- Shoe Dog by Phil Knight – As a junior high cross-country runner, I bought my first pair of Nike Zoom Waffle Racers for my burgeoning running hobby. It never crossed my mind to buy any other brand of spikes. Now, many miles and years later, there are many more players outfitting the feet of runners everywhere – including mine. But for better or worse, Nike still sets the pace in the sport of track and field. An intriguing memoir, for runners and non-runners alike. (For further reading on the Nike inception story, try Bowerman and the Men of Oregon)

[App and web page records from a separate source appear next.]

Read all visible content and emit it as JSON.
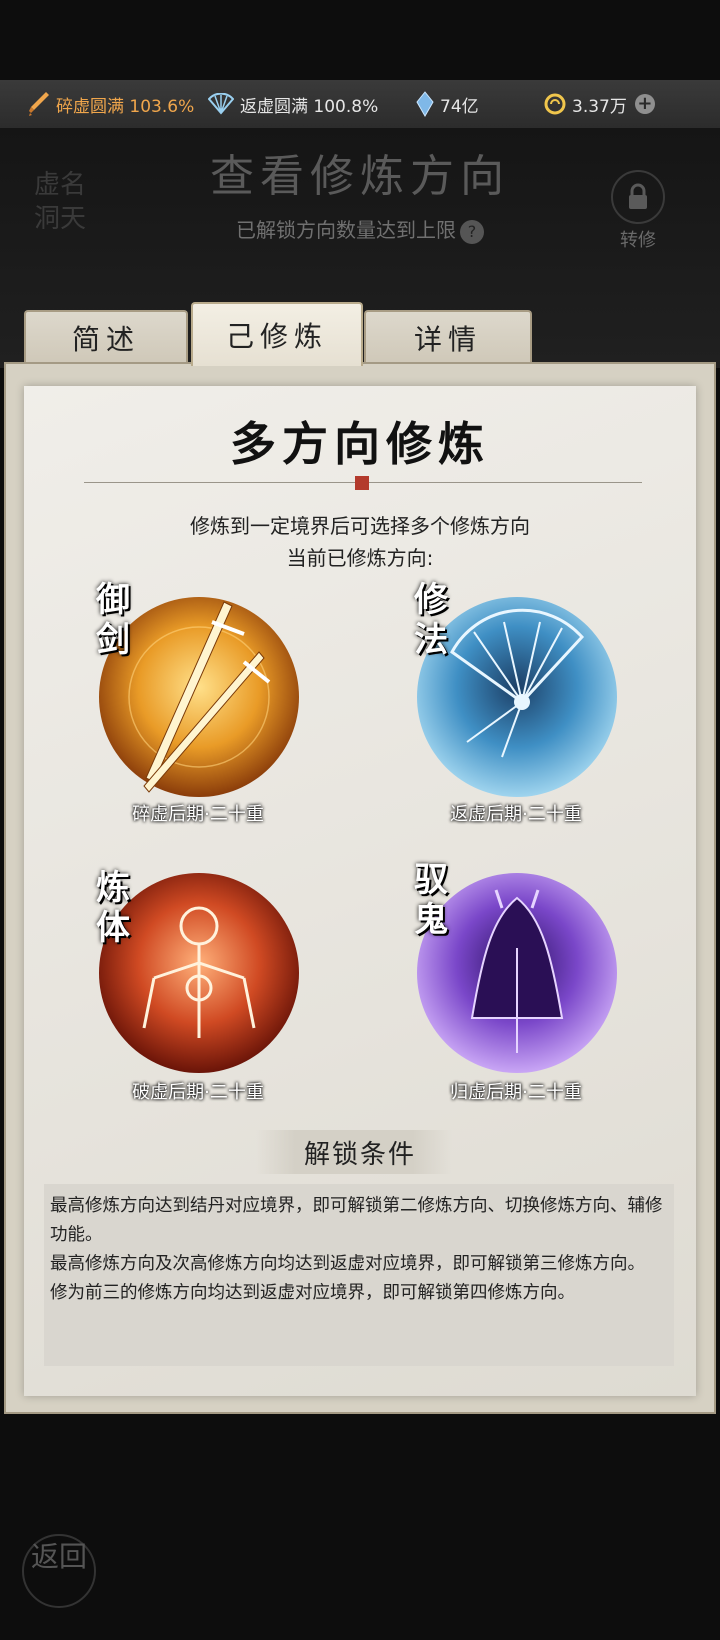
{
  "resources": [
    {
      "icon": "sword-icon",
      "text": "碎虚圆满 103.6%"
    },
    {
      "icon": "fan-icon",
      "text": "返虚圆满 100.8%"
    },
    {
      "icon": "spirit-stone-icon",
      "text": "74亿"
    },
    {
      "icon": "coin-icon",
      "text": "3.37万"
    }
  ],
  "header": {
    "title": "查看修炼方向",
    "subtitle": "已解锁方向数量达到上限",
    "help": "?",
    "seal_text": "虚名 洞天",
    "switch_label": "转修"
  },
  "tabs": [
    {
      "label": "简述",
      "active": false
    },
    {
      "label": "己修炼",
      "active": true
    },
    {
      "label": "详情",
      "active": false
    }
  ],
  "panel": {
    "title": "多方向修炼",
    "desc1": "修炼到一定境界后可选择多个修炼方向",
    "desc2": "当前已修炼方向:"
  },
  "directions": [
    {
      "tag": "御剑",
      "label": "碎虚后期·二十重",
      "color": "#e99b27"
    },
    {
      "tag": "修法",
      "label": "返虚后期·二十重",
      "color": "#3f8fc4"
    },
    {
      "tag": "炼体",
      "label": "破虚后期·二十重",
      "color": "#d04a23"
    },
    {
      "tag": "驭鬼",
      "label": "归虚后期·二十重",
      "color": "#7a47c9"
    }
  ],
  "conditions": {
    "title": "解锁条件",
    "lines": [
      "最高修炼方向达到结丹对应境界，即可解锁第二修炼方向、切换修炼方向、辅修功能。",
      "最高修炼方向及次高修炼方向均达到返虚对应境界，即可解锁第三修炼方向。",
      "修为前三的修炼方向均达到返虚对应境界，即可解锁第四修炼方向。"
    ]
  },
  "back_label": "返回"
}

- Elon Musk: Inventing the Future by Ashlee Vance – I know everyone is doing it, but it’s hard not to jump on the Musk fanboy (girl) bandwagon. He’s brilliant, driven, and totally crazy – just like all my favorite people.
- Tools of Titans: The Tactics, Routines, and Habits of Billionaires, Icons, and World-Class Performers by Timothy Ferris – Add Ferris to my fan-girl list as well. The minimalist in me was originally drawn to his first book, The Four Hour Workweek. And the voyeur in me is a frequent listener to his podcast interview series with the aforementioned “World-Class Performers.” This is the Cliff Notes guide to the podcast, but still overflowing with useful tidbits. Think of it as more of a supplement than a replacement. Listen to the podcast AND read the book. (P.s. Here’s my book review for the Four Hour Workweek)

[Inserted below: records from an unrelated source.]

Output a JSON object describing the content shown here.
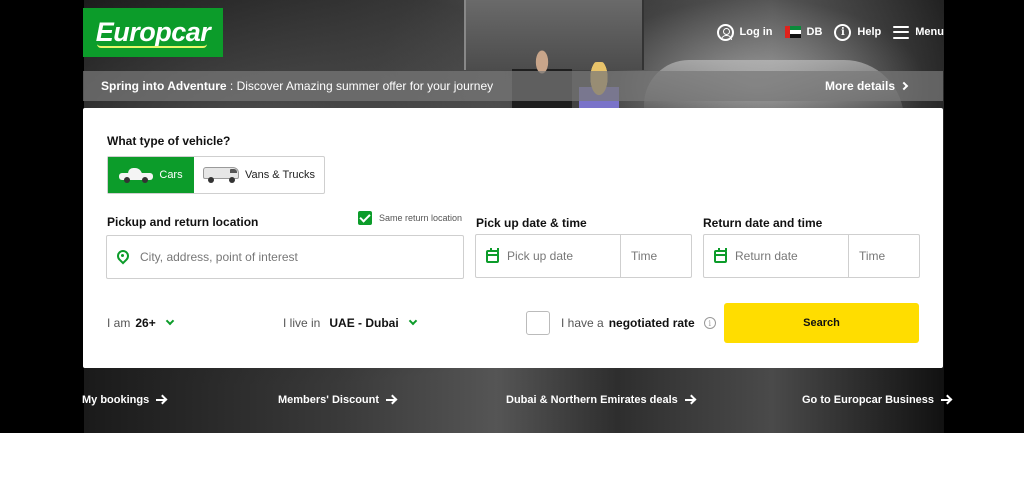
{
  "brand": {
    "logo_text": "Europcar",
    "color": "#0c9c2a",
    "accent_color": "#ffdd00"
  },
  "topnav": {
    "login_label": "Log in",
    "country_code": "DB",
    "help_label": "Help",
    "menu_label": "Menu",
    "icons": [
      "user-icon",
      "uae-flag-icon",
      "info-icon",
      "hamburger-menu-icon"
    ]
  },
  "promo": {
    "title": "Spring into Adventure",
    "separator": " : ",
    "text": "Discover Amazing summer offer for your journey",
    "more_label": "More details"
  },
  "search": {
    "vehicle_question": "What type of vehicle?",
    "vehicle_types": [
      {
        "label": "Cars",
        "icon": "car-icon",
        "selected": true
      },
      {
        "label": "Vans & Trucks",
        "icon": "van-icon",
        "selected": false
      }
    ],
    "location_label": "Pickup and return location",
    "same_return_label": "Same return location",
    "same_return_checked": true,
    "location_placeholder": "City, address, point of interest",
    "pickup_label": "Pick up date & time",
    "pickup_date_placeholder": "Pick up date",
    "pickup_time_placeholder": "Time",
    "return_label": "Return date and time",
    "return_date_placeholder": "Return date",
    "return_time_placeholder": "Time",
    "age_prefix": "I am",
    "age_value": "26+",
    "residence_prefix": "I live in",
    "residence_value": "UAE - Dubai",
    "negotiated_prefix": "I have a",
    "negotiated_bold": "negotiated rate",
    "negotiated_checked": false,
    "search_label": "Search"
  },
  "footer_links": [
    {
      "label": "My bookings"
    },
    {
      "label": "Members' Discount"
    },
    {
      "label": "Dubai & Northern Emirates deals"
    },
    {
      "label": "Go to Europcar Business"
    }
  ]
}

- The Inevitable: Understanding the 12 Technological Forces That Will Shape Our Future by Kevin Kelly – I discovered this book from Ferriss’ podcast, as I do many interesting content and people. I digested this one bit-by-bit via audiobook on my long runs which ended up being the perfect way to consume Kelly’s tech prophecies. Listen a bit, contemplate a lot.
- I Know How She Does It: How Successful Women Make the Most of Their Time by Laura Vanderkam – All working moms wish they had more time, more energy, and more girlfriends to commiserate alongside. Vanderkam empathizes but also encourages, sharing insight from the time logs of hundreds of busy women. I came away with some new tricks, making this book worth the time investment.
- Disrupted: My Misadventure in the Start-Up Bubble by Dan Lyons – My first reaction to this tech tell-all was annoyance. How dare Lyons mock my industry’s culture? After all, the tech industry conceived unlimited vacation time, generous family leave, and ping-pong conference tables. But Lyons’ outside-looking-in observations, often ring true. The start-up game can be ludicrous, and ageism and sexism are rampant. Candy walls are not always as sweet as they seem.
How does this worker-bee/soccer-mom/rickety-runner find time to read 50 books a year? This is my secret.